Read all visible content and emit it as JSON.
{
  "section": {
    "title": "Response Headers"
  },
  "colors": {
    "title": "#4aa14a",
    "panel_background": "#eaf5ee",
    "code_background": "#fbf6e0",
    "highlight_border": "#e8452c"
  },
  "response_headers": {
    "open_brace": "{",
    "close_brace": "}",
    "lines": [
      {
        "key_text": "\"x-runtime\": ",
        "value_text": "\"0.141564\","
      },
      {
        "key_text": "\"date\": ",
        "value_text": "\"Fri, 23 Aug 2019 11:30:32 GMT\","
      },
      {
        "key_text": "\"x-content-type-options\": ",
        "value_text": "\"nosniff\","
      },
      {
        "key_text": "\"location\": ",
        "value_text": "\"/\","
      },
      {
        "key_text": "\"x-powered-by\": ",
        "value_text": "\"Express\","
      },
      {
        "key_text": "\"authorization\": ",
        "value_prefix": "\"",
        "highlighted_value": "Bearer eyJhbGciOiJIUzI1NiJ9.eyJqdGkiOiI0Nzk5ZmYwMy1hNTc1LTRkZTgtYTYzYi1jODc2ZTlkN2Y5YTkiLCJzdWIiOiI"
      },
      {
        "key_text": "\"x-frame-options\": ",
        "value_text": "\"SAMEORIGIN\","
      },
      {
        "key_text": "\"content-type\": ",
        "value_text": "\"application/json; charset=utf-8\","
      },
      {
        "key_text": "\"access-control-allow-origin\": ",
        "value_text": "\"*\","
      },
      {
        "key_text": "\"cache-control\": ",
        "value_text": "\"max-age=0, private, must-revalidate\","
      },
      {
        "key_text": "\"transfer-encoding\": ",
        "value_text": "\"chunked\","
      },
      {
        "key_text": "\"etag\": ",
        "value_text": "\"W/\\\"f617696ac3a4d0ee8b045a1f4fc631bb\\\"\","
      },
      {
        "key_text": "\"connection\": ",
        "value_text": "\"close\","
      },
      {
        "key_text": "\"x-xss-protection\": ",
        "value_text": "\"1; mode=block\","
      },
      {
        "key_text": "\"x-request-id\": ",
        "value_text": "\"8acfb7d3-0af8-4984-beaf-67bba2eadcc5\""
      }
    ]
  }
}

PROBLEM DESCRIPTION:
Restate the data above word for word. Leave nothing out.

ANSWER SPACE:
Read all visible content and emit it as JSON.
{
  "section": {
    "title": "Response Headers"
  },
  "colors": {
    "title": "#4aa14a",
    "panel_background": "#eaf5ee",
    "code_background": "#fbf6e0",
    "highlight_border": "#e8452c"
  },
  "response_headers": {
    "open_brace": "{",
    "close_brace": "}",
    "lines": [
      {
        "key_text": "\"x-runtime\": ",
        "value_text": "\"0.141564\","
      },
      {
        "key_text": "\"date\": ",
        "value_text": "\"Fri, 23 Aug 2019 11:30:32 GMT\","
      },
      {
        "key_text": "\"x-content-type-options\": ",
        "value_text": "\"nosniff\","
      },
      {
        "key_text": "\"location\": ",
        "value_text": "\"/\","
      },
      {
        "key_text": "\"x-powered-by\": ",
        "value_text": "\"Express\","
      },
      {
        "key_text": "\"authorization\": ",
        "value_prefix": "\"",
        "highlighted_value": "Bearer eyJhbGciOiJIUzI1NiJ9.eyJqdGkiOiI0Nzk5ZmYwMy1hNTc1LTRkZTgtYTYzYi1jODc2ZTlkN2Y5YTkiLCJzdWIiOiI"
      },
      {
        "key_text": "\"x-frame-options\": ",
        "value_text": "\"SAMEORIGIN\","
      },
      {
        "key_text": "\"content-type\": ",
        "value_text": "\"application/json; charset=utf-8\","
      },
      {
        "key_text": "\"access-control-allow-origin\": ",
        "value_text": "\"*\","
      },
      {
        "key_text": "\"cache-control\": ",
        "value_text": "\"max-age=0, private, must-revalidate\","
      },
      {
        "key_text": "\"transfer-encoding\": ",
        "value_text": "\"chunked\","
      },
      {
        "key_text": "\"etag\": ",
        "value_text": "\"W/\\\"f617696ac3a4d0ee8b045a1f4fc631bb\\\"\","
      },
      {
        "key_text": "\"connection\": ",
        "value_text": "\"close\","
      },
      {
        "key_text": "\"x-xss-protection\": ",
        "value_text": "\"1; mode=block\","
      },
      {
        "key_text": "\"x-request-id\": ",
        "value_text": "\"8acfb7d3-0af8-4984-beaf-67bba2eadcc5\""
      }
    ]
  }
}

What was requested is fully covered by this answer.